Friday, November 20, 2009

The Walled City

There is another city within the boundaries of the independent Virginia city known as Alexandria.

You won't find it on Mapquest. You won't find it on Zillow. And you won't find it on Alexandria's Web page.

That other community is known as Parker-Gray.

It is not a legal entity and to a surprising degree it is not a physical entity. People don't need to reside within its geographic bounds to consider themselves its citizens. In fact, they feel entitled to dictate how it evolves even if they don't live in the City of Alexandria proper.

Parker-Gray is a political construct based on race and income. It is not logical or rational. It is costly and inefficient. It exists less in the realm of the tangible than in the minds of certain prominent Alexandrians, including Mayor William D. Euille and others, many of whom left the place decades ago.

If you currently live in the local historic district called Parker-Gray, the odds are that you are not a citizen in good standing in this peculiar world. You are an alien, and even those who moved here 10, 20 or 30 years ago are seen as foreigners.

The fantasy construct of Parker-Gray is based on an unthinking commitment to separatism. It is an insular world in which nostalgia for long-lost loved ones and vanishing landmarks has degenerated into a stubborn refusal to face the future. It is a community whose dwindling ranks of citizens are often marked by an inability to integrate into the larger world and accept change.

If you want to understand the phenomenon known as Queen and Fayette, this is what lies at its heart.

A casual observer might surmise that this second city was born and shaped by a long history of racial segregation. But in fact, as the Growler and others have labored to demonstrate with demographic facts and statistics, this community was for more than a century a neighborhood where blacks and whites lived and worked side-by-side, though Jim Crow dictated a separate and unequal approach to their children's education.

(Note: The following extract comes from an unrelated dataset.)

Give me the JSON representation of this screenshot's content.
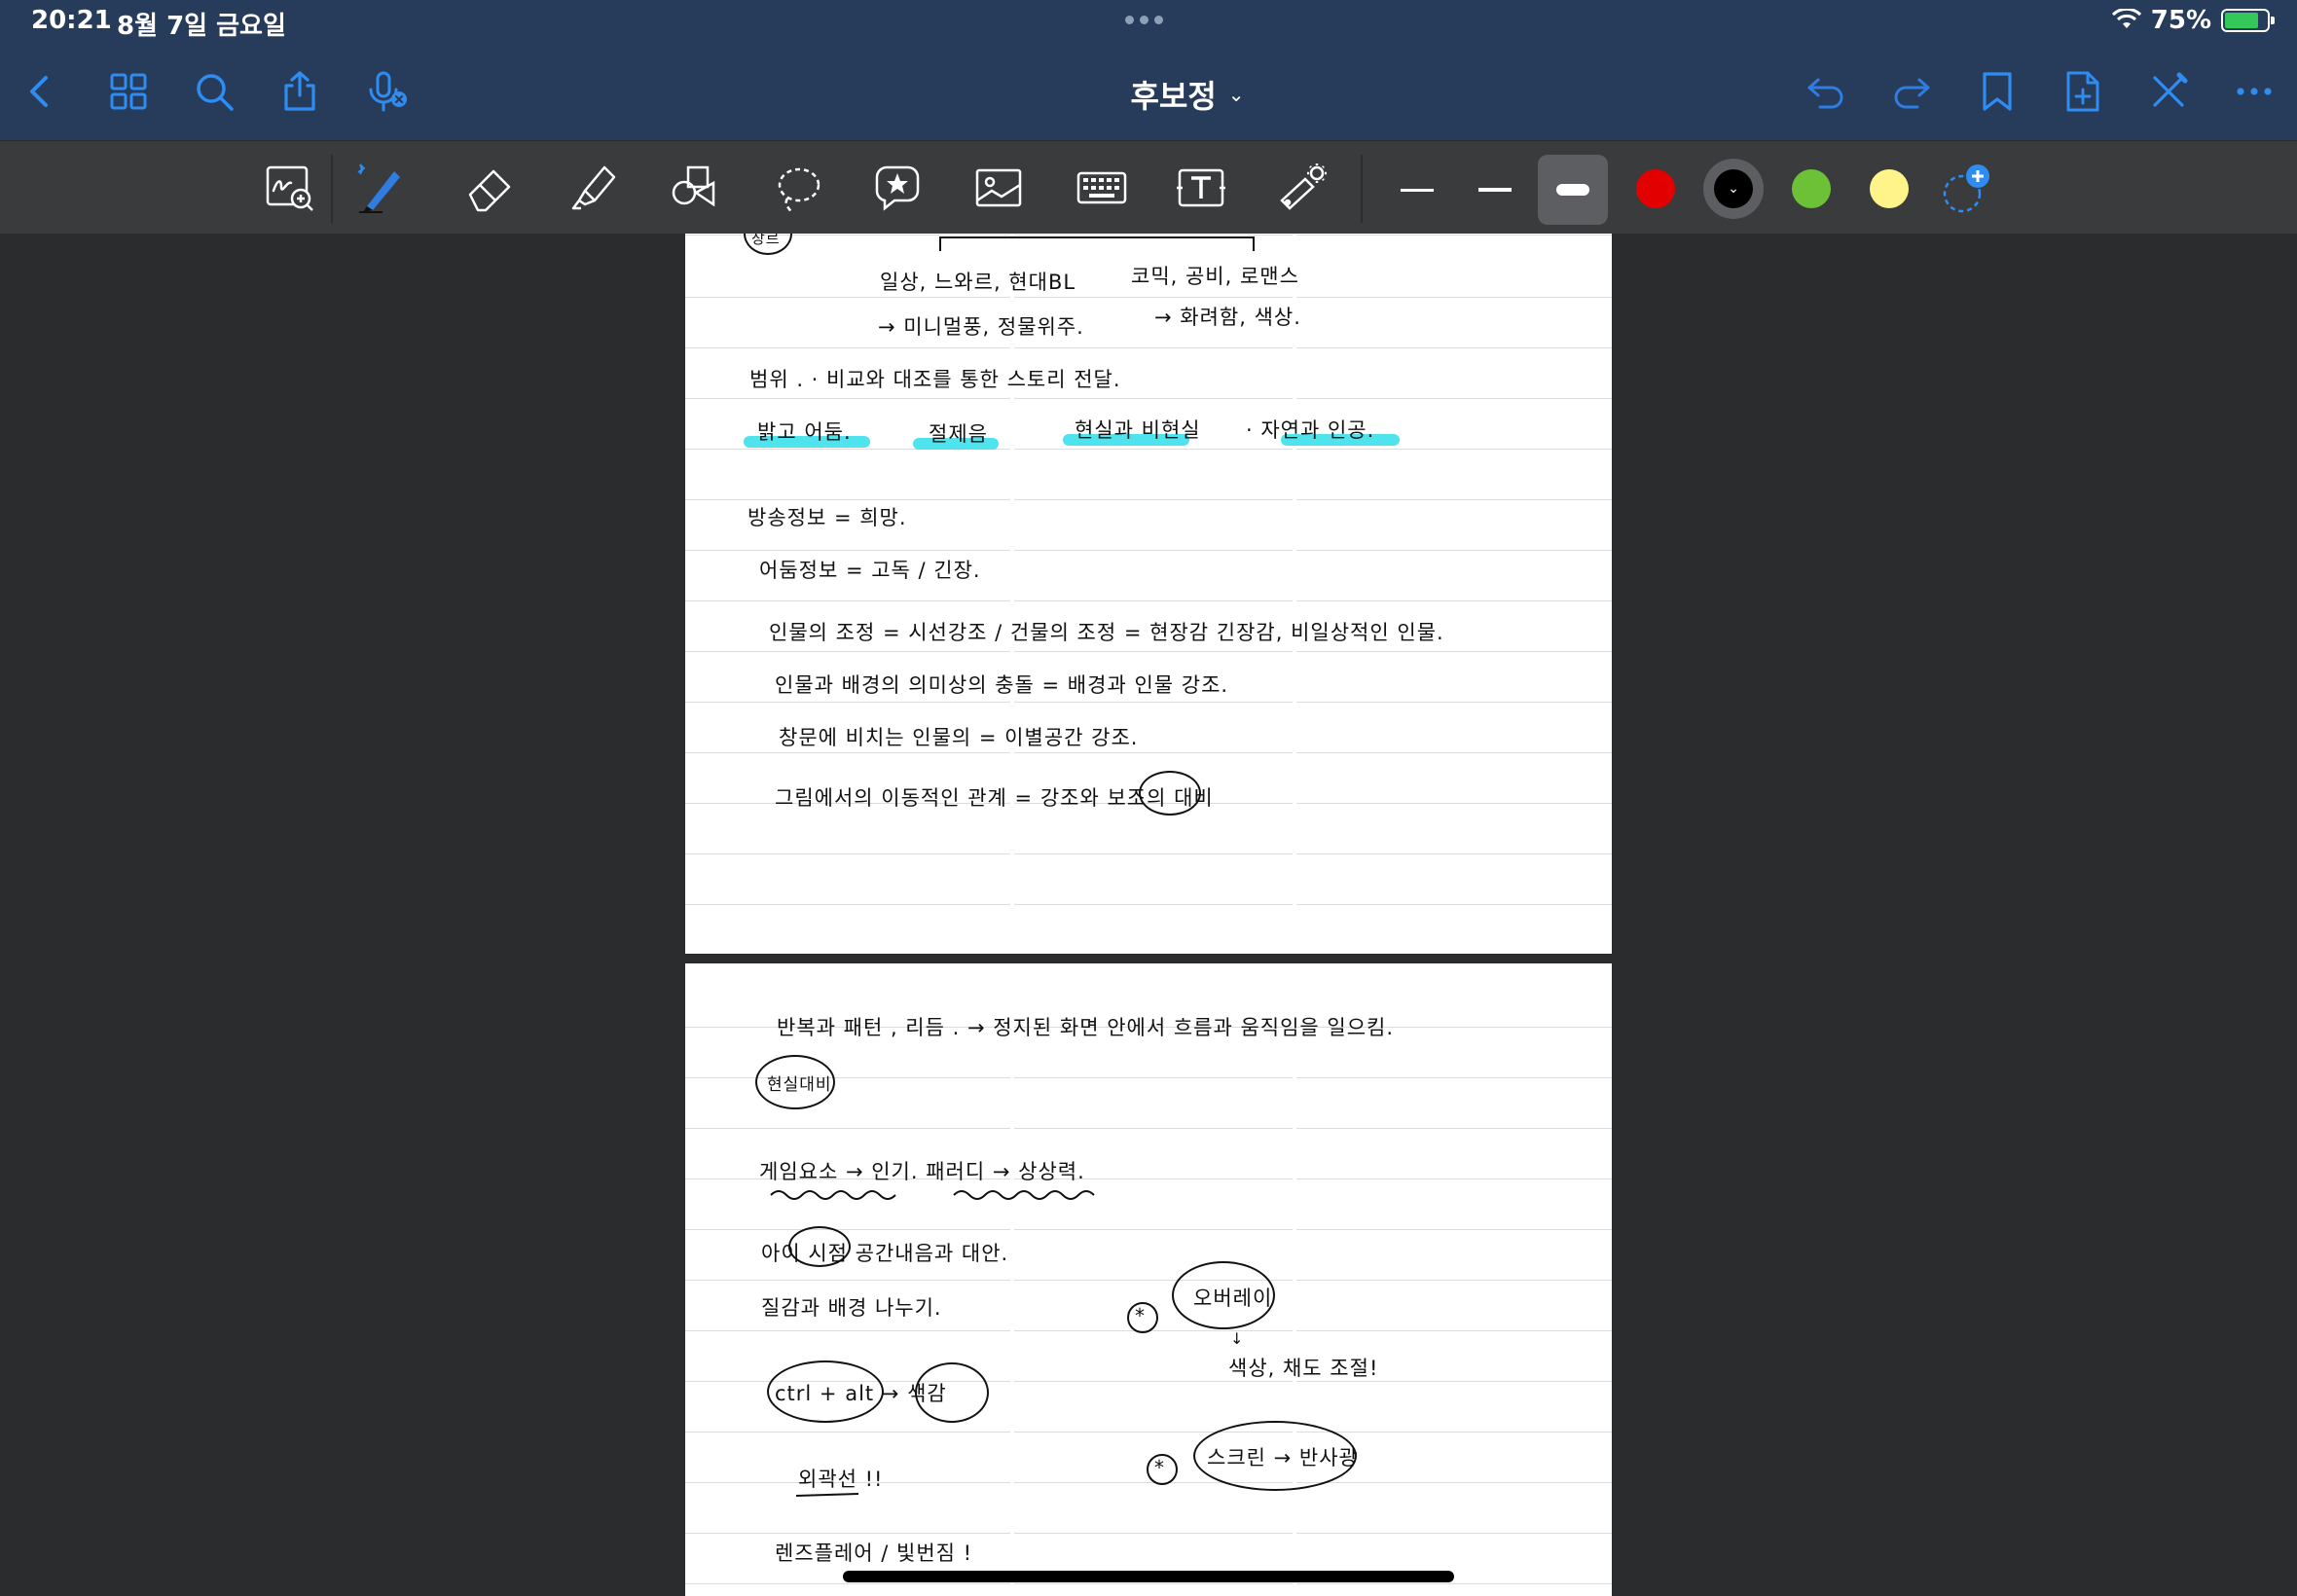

No, this city within a city is a development of surprisingly recent origin. Listen carefully to its spokesmen and you will discover that the point of reference for many of its champions is some golden age between 1970 and 1980. Not 1880, or 1930 or even 1960.

A few key Alexandria players of a certain age have used their political power and the City of Alexandria's resources to help freeze this community in 1980, a date when the nation's cruelest and most restrictive laws that denied opportunities for better housing and education had already been revoked.

We shall never known all of the motivations that drive key leaders to insist on locking this neighborhood in amber. Undoubtedly some feel their motivations are of the best -- that their actions and advocacy constitutes leadership, and that they are taking on a solemn and important duty to protect those who simply cannot move on. But it sounds suspiciously like traditional paternalism to the Growler.

The question that really needs to be asked is whether those who promote this city within a city are actually nurturing or harming its citizens. Are the invisible walls around this city really meant to protect or to keep its citizens confined?